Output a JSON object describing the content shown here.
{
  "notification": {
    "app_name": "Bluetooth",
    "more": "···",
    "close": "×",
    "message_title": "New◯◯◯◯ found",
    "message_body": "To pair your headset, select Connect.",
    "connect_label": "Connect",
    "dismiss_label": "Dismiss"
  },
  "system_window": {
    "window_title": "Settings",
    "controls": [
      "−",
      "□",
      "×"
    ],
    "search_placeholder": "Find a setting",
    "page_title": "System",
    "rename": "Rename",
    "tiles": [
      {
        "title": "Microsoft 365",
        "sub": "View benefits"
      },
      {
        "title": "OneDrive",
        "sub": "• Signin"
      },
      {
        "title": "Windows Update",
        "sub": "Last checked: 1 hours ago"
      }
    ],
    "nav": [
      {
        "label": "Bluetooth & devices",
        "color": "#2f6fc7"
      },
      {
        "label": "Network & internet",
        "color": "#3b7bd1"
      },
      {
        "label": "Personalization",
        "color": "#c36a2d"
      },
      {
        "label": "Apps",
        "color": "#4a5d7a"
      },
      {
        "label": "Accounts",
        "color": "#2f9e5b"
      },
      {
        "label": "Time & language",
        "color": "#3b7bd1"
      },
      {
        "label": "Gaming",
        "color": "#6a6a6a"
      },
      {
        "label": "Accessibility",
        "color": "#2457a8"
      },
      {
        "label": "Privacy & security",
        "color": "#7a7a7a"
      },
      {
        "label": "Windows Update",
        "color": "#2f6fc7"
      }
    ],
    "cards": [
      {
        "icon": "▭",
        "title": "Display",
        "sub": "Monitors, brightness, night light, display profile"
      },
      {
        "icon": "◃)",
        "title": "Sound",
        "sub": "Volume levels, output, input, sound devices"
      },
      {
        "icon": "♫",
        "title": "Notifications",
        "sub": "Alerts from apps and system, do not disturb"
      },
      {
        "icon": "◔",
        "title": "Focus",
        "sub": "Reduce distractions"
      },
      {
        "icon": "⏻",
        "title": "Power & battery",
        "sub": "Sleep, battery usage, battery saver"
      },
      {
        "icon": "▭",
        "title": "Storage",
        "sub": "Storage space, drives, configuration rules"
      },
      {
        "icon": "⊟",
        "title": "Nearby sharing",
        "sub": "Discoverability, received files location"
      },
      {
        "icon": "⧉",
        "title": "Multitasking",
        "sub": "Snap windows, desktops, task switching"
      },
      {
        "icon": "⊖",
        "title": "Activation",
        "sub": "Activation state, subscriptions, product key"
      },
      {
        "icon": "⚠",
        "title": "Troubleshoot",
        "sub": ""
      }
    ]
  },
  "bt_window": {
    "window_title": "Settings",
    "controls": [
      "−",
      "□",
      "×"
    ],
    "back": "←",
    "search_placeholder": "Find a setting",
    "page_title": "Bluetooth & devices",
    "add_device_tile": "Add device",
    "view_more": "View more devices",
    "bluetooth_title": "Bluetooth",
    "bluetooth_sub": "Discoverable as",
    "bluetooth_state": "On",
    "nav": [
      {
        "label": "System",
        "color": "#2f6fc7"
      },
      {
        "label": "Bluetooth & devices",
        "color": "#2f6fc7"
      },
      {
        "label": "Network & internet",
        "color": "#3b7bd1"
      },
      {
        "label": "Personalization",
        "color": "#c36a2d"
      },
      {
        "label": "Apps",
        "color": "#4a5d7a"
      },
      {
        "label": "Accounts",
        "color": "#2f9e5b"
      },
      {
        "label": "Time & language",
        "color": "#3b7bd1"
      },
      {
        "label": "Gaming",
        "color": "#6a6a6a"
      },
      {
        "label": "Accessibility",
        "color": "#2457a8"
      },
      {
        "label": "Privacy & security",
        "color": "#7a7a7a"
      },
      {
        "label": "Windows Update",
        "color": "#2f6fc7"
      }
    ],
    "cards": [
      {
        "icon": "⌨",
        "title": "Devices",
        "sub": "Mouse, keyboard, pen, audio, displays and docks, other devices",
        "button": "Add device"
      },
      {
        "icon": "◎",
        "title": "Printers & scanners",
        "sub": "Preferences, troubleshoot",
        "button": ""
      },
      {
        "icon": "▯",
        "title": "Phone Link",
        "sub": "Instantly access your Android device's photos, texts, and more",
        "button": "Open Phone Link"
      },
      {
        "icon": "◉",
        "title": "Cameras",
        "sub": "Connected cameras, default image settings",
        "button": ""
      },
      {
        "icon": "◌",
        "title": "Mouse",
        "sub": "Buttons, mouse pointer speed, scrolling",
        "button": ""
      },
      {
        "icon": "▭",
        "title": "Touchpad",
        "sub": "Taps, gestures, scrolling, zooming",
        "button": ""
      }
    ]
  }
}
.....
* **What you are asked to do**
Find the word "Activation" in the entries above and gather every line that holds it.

* **Finished exercise**
        "title": "Activation",
        "sub": "Activation state, subscriptions, product key"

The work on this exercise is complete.